** Opening EXCERPTED RECORDS block **

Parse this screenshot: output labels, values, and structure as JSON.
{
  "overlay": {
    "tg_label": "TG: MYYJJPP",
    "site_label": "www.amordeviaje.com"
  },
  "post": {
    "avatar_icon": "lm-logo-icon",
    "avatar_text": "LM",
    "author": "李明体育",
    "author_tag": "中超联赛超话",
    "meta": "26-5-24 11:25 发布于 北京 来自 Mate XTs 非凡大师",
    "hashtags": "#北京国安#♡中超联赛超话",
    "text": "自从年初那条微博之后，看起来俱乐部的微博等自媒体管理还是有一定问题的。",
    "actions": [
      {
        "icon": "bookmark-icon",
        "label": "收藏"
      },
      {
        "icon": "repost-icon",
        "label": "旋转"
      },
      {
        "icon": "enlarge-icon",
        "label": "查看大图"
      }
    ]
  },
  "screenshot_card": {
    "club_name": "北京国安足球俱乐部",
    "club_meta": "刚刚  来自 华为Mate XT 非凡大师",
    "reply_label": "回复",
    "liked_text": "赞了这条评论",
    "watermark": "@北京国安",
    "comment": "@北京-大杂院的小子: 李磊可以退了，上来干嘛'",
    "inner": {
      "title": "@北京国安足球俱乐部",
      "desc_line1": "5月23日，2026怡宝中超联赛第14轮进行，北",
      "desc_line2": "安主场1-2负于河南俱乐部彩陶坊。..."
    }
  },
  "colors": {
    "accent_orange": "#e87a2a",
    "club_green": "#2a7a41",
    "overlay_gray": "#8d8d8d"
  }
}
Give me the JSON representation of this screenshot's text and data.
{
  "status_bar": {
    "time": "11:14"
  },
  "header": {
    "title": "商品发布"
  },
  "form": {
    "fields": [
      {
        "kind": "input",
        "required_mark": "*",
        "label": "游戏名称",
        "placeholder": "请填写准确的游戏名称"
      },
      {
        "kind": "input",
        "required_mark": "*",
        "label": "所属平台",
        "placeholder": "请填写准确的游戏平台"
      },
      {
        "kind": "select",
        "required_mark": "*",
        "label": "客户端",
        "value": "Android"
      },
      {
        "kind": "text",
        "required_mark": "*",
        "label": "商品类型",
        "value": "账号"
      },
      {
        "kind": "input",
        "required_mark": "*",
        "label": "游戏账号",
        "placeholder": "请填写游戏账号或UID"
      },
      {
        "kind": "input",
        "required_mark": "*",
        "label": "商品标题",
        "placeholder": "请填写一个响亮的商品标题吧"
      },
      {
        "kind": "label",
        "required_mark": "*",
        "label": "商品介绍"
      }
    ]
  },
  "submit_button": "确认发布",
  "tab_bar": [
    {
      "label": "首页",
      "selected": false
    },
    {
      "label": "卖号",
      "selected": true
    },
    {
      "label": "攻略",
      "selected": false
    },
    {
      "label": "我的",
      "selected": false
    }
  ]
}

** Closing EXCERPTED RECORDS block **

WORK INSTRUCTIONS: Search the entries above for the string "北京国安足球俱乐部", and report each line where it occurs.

TASK RESULT:
    "club_name": "北京国安足球俱乐部",
      "title": "@北京国安足球俱乐部",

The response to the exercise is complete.